OTTAWA: Canada's most populous province, Ontario, went to the polls on Thursday, with the right-leaning Progressive Conservatives set to retain power on the back of a promise to increase spending despite a massive existing debt load.

The party led by Doug Ford has been holding a clear lead over the opposition New Democrats and the Liberals, who both compete for the center-left vote. An Ekos Research poll published Sunday gave the Progressive Conservatives a seven-point lead over their closest challenger, the Liberal Party.

Ford, who swept to power in 2018 after 15 years of Liberal rule, needs to win 63 seats in the 124-seat provincial legislature to retain his majority. At dissolution the party held 67.

Some polls opened late, by as much as two hours, due to "incidents such as fire, sewer backups and power outages," an Elections Ontario spokesperson said, without saying how many or where.

A portal that gives parties information on who has already voted was hit by "connectivity issues," the spokesperson added. Parties use the information for their last-minute get-out-the-vote strategies, a New Democratic Party spokesperson told Reuters. The portal was working by Thursday afternoon.

Polls close at 9:00 PM ET (0100 GMT, Friday).
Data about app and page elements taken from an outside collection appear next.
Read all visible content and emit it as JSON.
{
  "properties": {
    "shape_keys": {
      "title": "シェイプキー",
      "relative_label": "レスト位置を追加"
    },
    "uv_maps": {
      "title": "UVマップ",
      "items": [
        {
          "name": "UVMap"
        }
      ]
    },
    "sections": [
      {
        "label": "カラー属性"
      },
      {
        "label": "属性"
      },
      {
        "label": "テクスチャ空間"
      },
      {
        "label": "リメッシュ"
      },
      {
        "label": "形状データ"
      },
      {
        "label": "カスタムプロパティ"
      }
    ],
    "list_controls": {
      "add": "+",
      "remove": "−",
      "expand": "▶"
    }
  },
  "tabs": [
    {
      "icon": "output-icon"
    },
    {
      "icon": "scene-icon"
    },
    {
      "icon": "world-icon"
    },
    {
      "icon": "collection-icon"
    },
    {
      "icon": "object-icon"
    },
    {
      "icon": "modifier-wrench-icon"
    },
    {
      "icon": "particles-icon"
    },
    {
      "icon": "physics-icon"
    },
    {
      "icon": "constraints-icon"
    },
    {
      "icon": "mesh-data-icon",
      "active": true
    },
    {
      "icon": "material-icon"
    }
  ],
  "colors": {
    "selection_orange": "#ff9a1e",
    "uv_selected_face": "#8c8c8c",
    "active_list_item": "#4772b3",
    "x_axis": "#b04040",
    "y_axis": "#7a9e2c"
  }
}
Ontario, home to just under 40% of Canada's 38.2 million people, is Canada's manufacturing heartland. It is also one of the world's largest sub-sovereign borrowers, with publicly held debt currently standing at C$418.7 billion ($330.8 billion).

With inflation in Canada at a three-decade high, housing and cost-of-living issues drove the election campaign.
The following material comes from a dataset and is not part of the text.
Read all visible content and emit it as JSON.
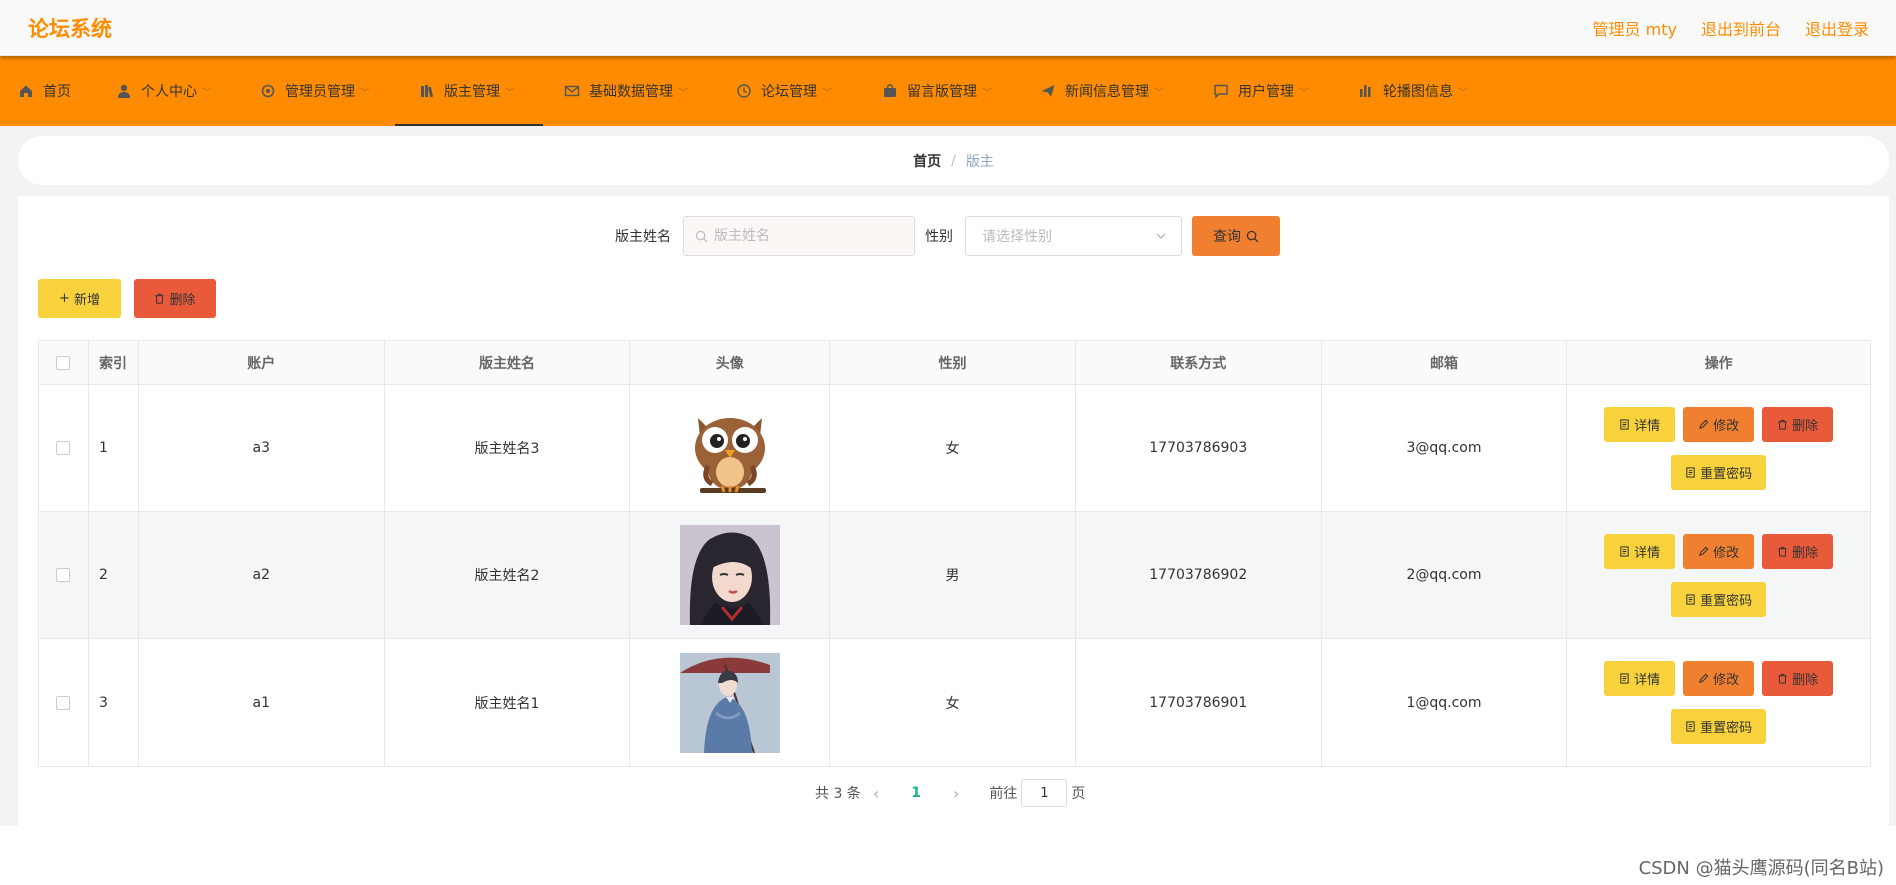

In a pre-election budget tabled in April, Ford promised billions of dollars of spending on infrastructure projects and outlined a tax credit for low-income earners, resulting in a higher budget deficit in the current fiscal year than the last.

The budget also put forth a slower path back to balance than some analysts had expected.

"Day 29, I am so excited!" Ford, 57, said in a video tweeted on Wednesday, referring to the 29th day of his campaign.

With a debt-to-GDP ratio of 40.7%, Ontario's debt load is higher than the next three most populous provinces and it pays more to borrow in the bond market.

Ford's popularity plunged in 2020 amid accusations Ontario had bungled the COVID-19 epidemic.

But his fortunes revived this year, in part through some populist moves like eliminating license plate renewal fees and expanding a foreign buyer tax on homes.

The New Democrats' Andrea Horwath vowed to create an annual speculation and vacancy tax on residential property.

The Liberals, led by Steven Del Duca, promised to reduce public transit fares while imposing a surtax on companies with annual profits exceeding C$1 billion.

A poll tracker maintained by the Canadian Broadcasting Corp showed that the Liberals and the New Democrats each had just a 1%-chance of winning.

($1 = 1.2658 Canadian dollars)

(Reporting by Ismail Shakil in Ottawa; Editing by Denny Thomas and Richard Pullin)